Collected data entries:
------------
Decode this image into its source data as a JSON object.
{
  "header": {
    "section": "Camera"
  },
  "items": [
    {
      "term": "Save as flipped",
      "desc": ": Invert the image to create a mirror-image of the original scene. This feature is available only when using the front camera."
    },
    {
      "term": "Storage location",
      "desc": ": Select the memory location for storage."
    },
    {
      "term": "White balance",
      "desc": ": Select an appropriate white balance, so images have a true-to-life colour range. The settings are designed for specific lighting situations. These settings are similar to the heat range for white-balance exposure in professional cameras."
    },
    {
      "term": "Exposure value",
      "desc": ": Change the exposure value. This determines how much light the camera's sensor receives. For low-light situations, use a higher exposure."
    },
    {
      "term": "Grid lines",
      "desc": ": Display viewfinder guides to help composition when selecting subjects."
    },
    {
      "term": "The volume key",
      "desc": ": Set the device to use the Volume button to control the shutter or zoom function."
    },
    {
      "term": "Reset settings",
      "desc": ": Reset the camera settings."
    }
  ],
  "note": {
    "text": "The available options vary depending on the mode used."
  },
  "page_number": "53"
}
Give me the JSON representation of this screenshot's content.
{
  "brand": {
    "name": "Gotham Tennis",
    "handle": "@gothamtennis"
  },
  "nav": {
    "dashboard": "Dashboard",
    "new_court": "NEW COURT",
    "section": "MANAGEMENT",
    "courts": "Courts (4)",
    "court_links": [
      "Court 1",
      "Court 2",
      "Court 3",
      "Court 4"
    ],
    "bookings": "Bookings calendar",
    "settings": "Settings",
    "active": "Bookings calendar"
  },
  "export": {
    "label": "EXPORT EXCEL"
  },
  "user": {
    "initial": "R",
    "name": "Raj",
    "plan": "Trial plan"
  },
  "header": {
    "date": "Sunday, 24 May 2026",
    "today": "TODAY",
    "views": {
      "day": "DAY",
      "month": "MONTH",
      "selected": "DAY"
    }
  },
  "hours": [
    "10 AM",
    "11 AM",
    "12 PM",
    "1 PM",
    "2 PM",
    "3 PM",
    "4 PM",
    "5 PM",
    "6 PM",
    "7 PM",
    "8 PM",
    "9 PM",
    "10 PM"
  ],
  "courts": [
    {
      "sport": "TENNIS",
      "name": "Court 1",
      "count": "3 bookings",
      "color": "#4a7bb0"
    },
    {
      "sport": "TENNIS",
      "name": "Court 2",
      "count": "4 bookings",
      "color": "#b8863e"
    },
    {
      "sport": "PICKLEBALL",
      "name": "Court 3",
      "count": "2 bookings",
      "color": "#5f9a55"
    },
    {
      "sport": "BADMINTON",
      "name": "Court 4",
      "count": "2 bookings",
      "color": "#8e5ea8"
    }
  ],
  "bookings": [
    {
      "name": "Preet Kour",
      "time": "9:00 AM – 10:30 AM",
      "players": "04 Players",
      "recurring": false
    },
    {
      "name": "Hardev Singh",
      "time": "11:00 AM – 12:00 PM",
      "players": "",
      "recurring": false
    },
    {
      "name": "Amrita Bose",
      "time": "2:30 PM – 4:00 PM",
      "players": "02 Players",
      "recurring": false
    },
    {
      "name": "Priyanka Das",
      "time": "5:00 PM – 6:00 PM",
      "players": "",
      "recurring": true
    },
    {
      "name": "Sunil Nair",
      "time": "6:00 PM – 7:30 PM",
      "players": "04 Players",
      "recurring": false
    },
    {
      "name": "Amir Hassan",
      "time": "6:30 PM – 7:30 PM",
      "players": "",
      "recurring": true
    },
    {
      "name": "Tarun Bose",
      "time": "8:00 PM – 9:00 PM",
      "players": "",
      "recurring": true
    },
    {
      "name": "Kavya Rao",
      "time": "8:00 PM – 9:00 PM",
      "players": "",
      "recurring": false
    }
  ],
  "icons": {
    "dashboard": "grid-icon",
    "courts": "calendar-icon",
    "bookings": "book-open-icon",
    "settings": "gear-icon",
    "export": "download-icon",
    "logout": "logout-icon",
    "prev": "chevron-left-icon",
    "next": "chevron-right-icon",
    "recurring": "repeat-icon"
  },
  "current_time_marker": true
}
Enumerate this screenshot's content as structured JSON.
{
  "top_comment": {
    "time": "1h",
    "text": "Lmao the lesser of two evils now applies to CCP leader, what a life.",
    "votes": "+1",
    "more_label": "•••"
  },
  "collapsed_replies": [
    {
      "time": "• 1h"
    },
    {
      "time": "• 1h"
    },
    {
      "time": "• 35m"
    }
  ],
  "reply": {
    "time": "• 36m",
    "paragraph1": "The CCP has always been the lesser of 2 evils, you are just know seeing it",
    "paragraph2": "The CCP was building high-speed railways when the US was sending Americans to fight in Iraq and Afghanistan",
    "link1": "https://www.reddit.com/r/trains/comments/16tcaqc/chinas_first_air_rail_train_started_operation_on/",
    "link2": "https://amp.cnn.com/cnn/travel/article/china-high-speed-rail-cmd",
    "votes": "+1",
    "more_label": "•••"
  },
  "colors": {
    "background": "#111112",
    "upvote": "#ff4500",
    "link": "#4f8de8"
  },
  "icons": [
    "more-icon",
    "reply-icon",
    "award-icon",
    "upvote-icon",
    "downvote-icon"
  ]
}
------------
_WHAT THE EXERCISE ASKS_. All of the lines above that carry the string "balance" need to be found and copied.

_SOLUTION TO THE EXERCISE_.
      "term": "White balance",
      "desc": ": Select an appropriate white balance, so images have a true-to-life colour range. The settings are designed for specific lighting situations. These settings are similar to the heat range for white-balance exposure in professional cameras."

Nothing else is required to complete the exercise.